Website and app data records

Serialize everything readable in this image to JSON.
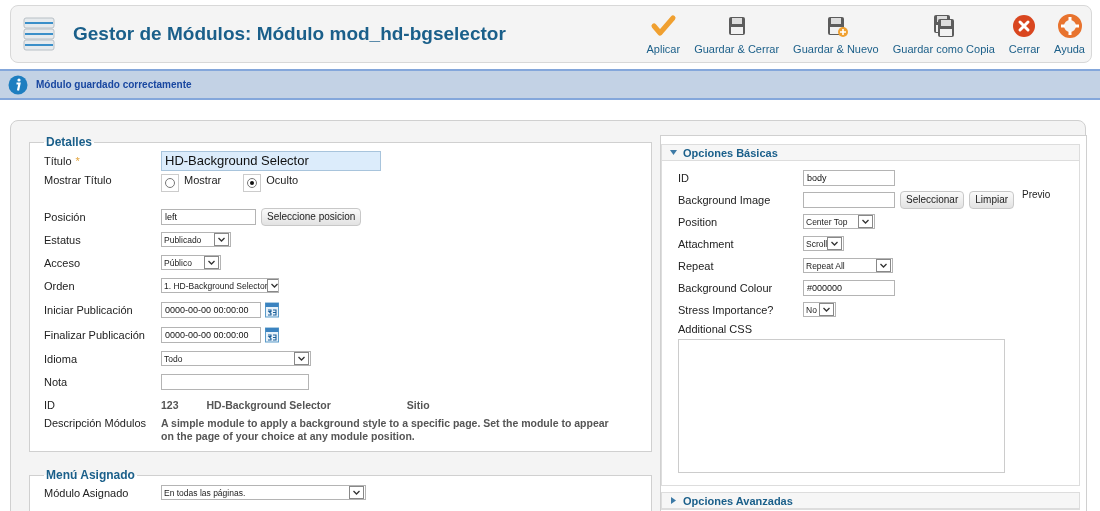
{
  "header": {
    "title": "Gestor de Módulos: Módulo mod_hd-bgselector"
  },
  "toolbar": [
    {
      "kind": "apply",
      "label": "Aplicar"
    },
    {
      "kind": "save",
      "label": "Guardar & Cerrar"
    },
    {
      "kind": "save_new",
      "label": "Guardar & Nuevo"
    },
    {
      "kind": "copy",
      "label": "Guardar como Copia"
    },
    {
      "kind": "close",
      "label": "Cerrar"
    },
    {
      "kind": "help",
      "label": "Ayuda"
    }
  ],
  "message": "Módulo guardado correctamente",
  "details": {
    "legend": "Detalles",
    "fields": [
      {
        "kind": "text",
        "label": "Título",
        "required_mark": "*",
        "value": "HD-Background Selector",
        "highlighted": true
      },
      {
        "kind": "radio",
        "label": "Mostrar Título",
        "options": [
          {
            "label": "Mostrar",
            "selected": false
          },
          {
            "label": "Oculto",
            "selected": true
          }
        ]
      },
      {
        "kind": "text",
        "label": "Posición",
        "value": "left",
        "buttons": [
          "Seleccione posicion"
        ]
      },
      {
        "kind": "select",
        "label": "Estatus",
        "value": "Publicado"
      },
      {
        "kind": "select",
        "label": "Acceso",
        "value": "Público"
      },
      {
        "kind": "select",
        "label": "Orden",
        "value": "1. HD-Background Selector"
      },
      {
        "kind": "date",
        "label": "Iniciar Publicación",
        "value": "0000-00-00 00:00:00"
      },
      {
        "kind": "date",
        "label": "Finalizar Publicación",
        "value": "0000-00-00 00:00:00"
      },
      {
        "kind": "select",
        "label": "Idioma",
        "value": "Todo"
      },
      {
        "kind": "text",
        "label": "Nota"
      },
      {
        "kind": "static",
        "label": "ID",
        "values": [
          "123",
          "HD-Background Selector",
          "Sitio"
        ]
      },
      {
        "kind": "description",
        "label": "Descripción Módulos",
        "value": "A simple module to apply a background style to a specific page. Set the module to appear on the page of your choice at any module position."
      }
    ]
  },
  "menu": {
    "legend": "Menú Asignado",
    "fields": [
      {
        "kind": "select",
        "label": "Módulo Asignado",
        "value": "En todas las páginas."
      }
    ]
  },
  "basic": {
    "title": "Opciones Básicas",
    "expanded": true,
    "fields": [
      {
        "kind": "text",
        "label": "ID",
        "value": "body"
      },
      {
        "kind": "text",
        "label": "Background Image",
        "buttons": [
          "Seleccionar",
          "Limpiar"
        ],
        "note": "Previo"
      },
      {
        "kind": "select",
        "label": "Position",
        "value": "Center Top"
      },
      {
        "kind": "select",
        "label": "Attachment",
        "value": "Scroll"
      },
      {
        "kind": "select",
        "label": "Repeat",
        "value": "Repeat All"
      },
      {
        "kind": "text",
        "label": "Background Colour",
        "value": "#000000"
      },
      {
        "kind": "select",
        "label": "Stress Importance?",
        "value": "No"
      },
      {
        "kind": "textarea",
        "label": "Additional CSS"
      }
    ]
  },
  "advanced": {
    "title": "Opciones Avanzadas",
    "expanded": false
  }
}
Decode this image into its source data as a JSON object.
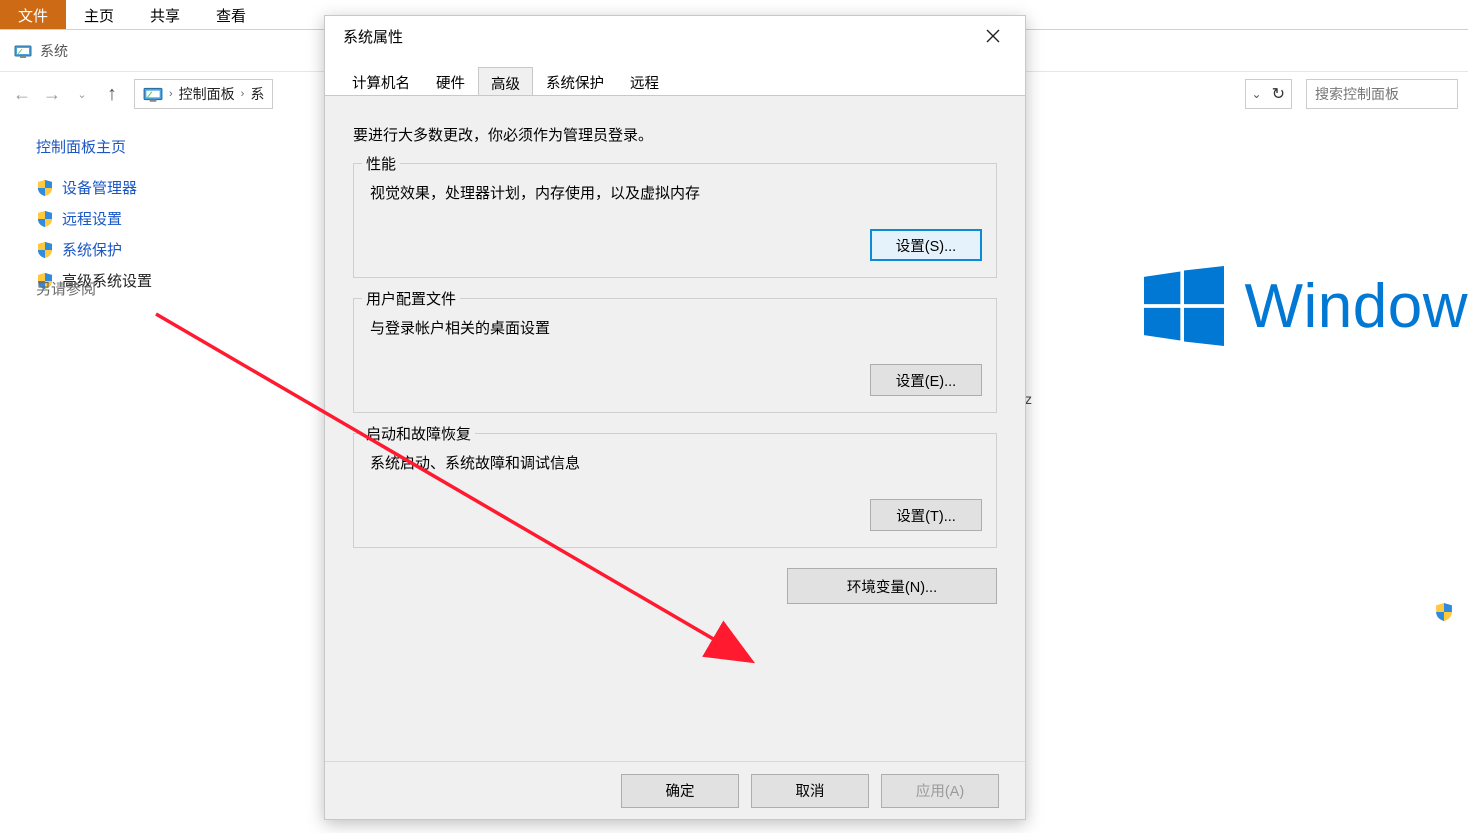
{
  "ribbon": {
    "tabs": [
      "文件",
      "主页",
      "共享",
      "查看"
    ],
    "active_index": 0
  },
  "titlebar": {
    "title": "系统"
  },
  "breadcrumb": {
    "parts": [
      "控制面板",
      "系"
    ],
    "dropdown_hint": "v",
    "refresh_hint": "↻"
  },
  "search": {
    "placeholder": "搜索控制面板"
  },
  "sidebar": {
    "home": "控制面板主页",
    "items": [
      "设备管理器",
      "远程设置",
      "系统保护",
      "高级系统设置"
    ],
    "see_also": "另请参阅"
  },
  "right": {
    "windows_word": "Window",
    "stray_z": "z"
  },
  "dialog": {
    "title": "系统属性",
    "tabs": [
      "计算机名",
      "硬件",
      "高级",
      "系统保护",
      "远程"
    ],
    "active_tab_index": 2,
    "note": "要进行大多数更改，你必须作为管理员登录。",
    "groups": {
      "perf": {
        "legend": "性能",
        "desc": "视觉效果，处理器计划，内存使用，以及虚拟内存",
        "button": "设置(S)..."
      },
      "profile": {
        "legend": "用户配置文件",
        "desc": "与登录帐户相关的桌面设置",
        "button": "设置(E)..."
      },
      "startup": {
        "legend": "启动和故障恢复",
        "desc": "系统启动、系统故障和调试信息",
        "button": "设置(T)..."
      }
    },
    "env_button": "环境变量(N)...",
    "footer": {
      "ok": "确定",
      "cancel": "取消",
      "apply": "应用(A)"
    }
  }
}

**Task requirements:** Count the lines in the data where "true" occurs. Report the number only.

**Exercise response:** 3